Exercise aim »
Determine how many lines in the records hold "watermark", then give that number by itself.

↓↓↓

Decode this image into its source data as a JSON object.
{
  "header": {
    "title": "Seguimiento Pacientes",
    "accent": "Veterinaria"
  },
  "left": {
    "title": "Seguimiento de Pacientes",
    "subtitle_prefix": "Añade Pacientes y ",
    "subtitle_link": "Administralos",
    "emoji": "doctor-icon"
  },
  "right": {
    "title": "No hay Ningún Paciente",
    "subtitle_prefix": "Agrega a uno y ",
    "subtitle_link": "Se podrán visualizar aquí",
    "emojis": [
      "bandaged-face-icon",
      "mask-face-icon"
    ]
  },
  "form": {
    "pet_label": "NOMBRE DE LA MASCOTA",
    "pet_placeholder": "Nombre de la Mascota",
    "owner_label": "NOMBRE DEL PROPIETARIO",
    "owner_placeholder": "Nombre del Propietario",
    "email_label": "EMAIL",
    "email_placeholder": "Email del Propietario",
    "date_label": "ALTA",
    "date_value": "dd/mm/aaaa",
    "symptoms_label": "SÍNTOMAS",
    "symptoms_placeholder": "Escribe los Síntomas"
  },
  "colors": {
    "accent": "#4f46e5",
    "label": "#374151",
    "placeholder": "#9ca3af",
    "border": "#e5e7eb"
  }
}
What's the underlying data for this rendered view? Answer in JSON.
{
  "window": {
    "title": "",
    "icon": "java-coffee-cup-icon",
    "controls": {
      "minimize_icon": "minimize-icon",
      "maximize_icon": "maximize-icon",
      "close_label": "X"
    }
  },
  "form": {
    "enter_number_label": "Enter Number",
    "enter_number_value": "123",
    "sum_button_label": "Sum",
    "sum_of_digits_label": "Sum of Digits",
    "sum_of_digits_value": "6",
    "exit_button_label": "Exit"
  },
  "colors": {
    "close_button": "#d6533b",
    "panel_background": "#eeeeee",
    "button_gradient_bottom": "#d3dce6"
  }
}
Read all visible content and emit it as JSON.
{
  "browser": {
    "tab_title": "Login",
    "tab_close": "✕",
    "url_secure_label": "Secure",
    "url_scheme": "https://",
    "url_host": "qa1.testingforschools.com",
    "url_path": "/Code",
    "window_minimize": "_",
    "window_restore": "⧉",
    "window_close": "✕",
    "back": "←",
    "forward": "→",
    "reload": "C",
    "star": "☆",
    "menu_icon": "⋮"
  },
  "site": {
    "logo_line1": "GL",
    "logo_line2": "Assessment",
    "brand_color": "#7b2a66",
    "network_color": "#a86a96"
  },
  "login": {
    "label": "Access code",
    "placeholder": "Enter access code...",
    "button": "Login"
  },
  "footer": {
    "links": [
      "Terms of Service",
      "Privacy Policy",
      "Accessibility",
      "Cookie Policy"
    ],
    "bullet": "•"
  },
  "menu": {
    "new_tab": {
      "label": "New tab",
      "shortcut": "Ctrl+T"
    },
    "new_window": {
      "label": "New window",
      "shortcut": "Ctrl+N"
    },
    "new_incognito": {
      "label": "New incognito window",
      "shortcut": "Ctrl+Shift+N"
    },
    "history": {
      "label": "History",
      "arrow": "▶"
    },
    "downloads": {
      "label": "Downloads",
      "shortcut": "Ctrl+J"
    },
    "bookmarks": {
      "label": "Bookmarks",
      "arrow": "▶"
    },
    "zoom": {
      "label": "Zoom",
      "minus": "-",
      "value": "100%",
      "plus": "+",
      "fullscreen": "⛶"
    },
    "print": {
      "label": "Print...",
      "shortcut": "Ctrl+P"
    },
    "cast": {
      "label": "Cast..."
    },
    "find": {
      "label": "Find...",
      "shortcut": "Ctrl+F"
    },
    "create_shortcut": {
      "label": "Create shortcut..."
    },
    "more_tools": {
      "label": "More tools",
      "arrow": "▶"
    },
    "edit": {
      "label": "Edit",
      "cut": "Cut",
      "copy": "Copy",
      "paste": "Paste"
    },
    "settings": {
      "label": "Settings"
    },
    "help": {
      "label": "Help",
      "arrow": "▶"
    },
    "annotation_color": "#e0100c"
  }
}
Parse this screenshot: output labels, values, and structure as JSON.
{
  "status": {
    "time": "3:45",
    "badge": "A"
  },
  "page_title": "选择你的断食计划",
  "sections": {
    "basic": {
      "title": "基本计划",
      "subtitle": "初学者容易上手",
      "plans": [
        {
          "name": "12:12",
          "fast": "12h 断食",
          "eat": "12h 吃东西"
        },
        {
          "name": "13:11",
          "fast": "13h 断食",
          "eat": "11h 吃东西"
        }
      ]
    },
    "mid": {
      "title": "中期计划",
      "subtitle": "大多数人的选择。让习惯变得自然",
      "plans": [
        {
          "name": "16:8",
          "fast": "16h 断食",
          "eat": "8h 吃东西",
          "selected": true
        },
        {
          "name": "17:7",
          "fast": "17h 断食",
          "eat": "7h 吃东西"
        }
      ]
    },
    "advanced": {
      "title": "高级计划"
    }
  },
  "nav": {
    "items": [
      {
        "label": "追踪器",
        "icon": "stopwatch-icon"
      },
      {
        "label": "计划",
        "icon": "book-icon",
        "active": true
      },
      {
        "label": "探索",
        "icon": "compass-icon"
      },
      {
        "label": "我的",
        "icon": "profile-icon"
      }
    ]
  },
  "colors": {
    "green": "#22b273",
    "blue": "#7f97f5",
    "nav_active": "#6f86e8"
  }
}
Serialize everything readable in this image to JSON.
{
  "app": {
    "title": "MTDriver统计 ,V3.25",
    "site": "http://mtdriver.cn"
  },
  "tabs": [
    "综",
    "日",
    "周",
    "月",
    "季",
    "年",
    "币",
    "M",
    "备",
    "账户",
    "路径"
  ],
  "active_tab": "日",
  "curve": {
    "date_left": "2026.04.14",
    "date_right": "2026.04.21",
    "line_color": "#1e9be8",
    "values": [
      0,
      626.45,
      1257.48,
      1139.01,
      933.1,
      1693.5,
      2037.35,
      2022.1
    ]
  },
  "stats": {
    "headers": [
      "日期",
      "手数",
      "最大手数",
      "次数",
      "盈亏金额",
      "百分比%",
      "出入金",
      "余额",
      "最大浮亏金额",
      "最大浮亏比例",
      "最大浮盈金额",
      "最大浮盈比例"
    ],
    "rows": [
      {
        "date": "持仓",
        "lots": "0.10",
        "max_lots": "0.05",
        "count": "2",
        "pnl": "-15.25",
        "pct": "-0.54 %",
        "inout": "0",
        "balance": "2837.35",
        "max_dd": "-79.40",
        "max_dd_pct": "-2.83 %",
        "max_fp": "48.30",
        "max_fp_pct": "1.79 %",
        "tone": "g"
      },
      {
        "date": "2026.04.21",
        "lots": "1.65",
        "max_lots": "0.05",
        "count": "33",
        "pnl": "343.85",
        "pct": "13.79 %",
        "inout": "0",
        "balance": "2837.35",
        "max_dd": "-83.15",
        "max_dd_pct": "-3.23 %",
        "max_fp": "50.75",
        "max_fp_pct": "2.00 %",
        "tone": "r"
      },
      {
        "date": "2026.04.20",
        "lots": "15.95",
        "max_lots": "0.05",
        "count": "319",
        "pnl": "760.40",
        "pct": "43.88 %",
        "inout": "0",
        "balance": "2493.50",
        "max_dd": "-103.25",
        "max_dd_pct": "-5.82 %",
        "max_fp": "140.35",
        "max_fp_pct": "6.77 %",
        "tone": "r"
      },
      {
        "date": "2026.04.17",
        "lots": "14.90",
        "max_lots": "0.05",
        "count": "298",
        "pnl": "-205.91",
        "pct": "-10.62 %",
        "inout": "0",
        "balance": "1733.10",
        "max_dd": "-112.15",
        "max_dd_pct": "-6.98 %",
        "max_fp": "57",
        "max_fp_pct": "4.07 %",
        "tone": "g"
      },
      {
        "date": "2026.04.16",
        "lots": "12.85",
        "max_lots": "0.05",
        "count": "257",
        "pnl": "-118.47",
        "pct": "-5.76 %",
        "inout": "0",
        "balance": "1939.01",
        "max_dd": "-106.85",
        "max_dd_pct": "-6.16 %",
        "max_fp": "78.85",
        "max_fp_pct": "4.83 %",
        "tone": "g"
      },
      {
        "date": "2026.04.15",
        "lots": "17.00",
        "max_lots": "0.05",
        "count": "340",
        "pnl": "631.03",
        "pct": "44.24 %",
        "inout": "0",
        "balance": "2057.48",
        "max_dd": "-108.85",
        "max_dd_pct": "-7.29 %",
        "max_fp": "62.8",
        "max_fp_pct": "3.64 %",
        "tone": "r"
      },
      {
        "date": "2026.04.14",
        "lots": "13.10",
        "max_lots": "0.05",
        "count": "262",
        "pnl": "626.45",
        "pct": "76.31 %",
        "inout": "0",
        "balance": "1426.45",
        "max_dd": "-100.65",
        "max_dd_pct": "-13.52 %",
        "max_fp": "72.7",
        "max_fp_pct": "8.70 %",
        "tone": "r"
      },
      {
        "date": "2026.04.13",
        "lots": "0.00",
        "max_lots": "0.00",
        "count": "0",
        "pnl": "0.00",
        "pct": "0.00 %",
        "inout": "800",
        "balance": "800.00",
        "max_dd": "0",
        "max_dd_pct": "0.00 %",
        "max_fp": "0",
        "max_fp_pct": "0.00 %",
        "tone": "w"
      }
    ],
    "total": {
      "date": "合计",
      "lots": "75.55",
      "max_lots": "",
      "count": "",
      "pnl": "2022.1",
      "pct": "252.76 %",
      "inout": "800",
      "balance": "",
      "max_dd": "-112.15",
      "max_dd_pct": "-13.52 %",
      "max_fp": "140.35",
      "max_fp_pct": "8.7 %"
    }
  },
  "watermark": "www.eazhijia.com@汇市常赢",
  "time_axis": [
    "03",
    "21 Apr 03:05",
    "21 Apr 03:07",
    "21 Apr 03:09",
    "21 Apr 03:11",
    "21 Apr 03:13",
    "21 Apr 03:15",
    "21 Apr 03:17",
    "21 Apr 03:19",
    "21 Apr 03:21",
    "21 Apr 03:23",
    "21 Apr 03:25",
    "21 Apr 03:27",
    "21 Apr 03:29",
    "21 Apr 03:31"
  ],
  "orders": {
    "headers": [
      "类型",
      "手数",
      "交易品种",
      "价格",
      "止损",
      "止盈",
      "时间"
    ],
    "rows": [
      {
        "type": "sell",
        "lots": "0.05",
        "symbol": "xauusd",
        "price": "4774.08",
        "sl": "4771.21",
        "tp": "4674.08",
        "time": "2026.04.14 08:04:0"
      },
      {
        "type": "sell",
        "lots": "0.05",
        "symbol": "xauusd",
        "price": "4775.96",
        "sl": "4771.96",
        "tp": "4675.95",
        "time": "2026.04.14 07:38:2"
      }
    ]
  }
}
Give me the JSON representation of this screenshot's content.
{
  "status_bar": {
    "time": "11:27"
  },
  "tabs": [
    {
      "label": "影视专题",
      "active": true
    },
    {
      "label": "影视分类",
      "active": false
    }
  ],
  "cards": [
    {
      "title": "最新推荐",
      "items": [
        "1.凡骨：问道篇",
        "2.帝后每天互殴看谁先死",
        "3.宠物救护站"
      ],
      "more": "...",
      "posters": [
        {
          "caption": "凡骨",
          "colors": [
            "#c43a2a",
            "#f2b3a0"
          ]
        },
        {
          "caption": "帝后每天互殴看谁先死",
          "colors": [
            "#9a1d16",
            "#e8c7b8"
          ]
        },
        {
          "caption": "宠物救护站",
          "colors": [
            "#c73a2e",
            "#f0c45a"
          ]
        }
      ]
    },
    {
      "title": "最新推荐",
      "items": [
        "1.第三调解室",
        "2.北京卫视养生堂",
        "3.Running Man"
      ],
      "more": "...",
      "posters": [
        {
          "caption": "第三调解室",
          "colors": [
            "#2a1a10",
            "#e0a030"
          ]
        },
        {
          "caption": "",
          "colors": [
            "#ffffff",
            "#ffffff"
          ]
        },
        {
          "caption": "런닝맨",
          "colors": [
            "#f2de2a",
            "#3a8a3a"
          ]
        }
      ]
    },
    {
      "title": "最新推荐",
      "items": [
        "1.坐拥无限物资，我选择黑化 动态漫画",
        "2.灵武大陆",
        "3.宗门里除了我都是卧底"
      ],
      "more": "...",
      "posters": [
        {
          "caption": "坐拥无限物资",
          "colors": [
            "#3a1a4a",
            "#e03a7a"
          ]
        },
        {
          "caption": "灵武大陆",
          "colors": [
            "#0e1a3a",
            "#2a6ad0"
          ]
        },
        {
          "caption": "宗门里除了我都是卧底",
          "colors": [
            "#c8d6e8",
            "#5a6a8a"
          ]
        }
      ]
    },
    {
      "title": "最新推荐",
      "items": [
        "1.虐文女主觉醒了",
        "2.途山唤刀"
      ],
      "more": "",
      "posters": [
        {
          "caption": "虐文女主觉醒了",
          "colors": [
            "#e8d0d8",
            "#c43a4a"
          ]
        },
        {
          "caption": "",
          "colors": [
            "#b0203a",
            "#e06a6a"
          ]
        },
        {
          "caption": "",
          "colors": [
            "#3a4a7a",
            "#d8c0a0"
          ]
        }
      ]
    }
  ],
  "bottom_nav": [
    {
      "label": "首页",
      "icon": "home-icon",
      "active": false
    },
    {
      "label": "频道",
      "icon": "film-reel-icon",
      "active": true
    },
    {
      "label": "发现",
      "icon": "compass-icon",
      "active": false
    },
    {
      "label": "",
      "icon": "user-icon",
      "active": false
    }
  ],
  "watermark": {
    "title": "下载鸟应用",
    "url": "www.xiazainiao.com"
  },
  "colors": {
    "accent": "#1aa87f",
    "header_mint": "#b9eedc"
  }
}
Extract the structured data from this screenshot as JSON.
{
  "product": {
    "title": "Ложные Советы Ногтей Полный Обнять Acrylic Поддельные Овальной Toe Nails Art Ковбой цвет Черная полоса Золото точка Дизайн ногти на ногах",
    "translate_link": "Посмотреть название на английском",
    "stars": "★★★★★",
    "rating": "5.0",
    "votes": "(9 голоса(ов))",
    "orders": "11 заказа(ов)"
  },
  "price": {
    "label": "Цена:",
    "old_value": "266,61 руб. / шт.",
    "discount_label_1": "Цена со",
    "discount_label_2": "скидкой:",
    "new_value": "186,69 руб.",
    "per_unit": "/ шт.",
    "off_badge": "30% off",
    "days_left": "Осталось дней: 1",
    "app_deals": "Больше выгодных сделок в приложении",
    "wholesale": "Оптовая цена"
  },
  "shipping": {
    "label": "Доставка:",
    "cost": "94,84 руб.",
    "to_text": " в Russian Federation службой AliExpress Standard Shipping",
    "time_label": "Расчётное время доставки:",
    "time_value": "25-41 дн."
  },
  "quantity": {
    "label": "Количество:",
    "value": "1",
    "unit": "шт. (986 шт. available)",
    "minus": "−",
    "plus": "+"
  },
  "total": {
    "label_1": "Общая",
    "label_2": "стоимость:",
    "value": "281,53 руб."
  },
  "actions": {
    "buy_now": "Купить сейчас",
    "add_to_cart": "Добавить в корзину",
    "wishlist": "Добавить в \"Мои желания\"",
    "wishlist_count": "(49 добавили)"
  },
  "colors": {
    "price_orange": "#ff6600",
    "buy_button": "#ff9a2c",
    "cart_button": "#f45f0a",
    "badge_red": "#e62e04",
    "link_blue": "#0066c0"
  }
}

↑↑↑

Your solution »
2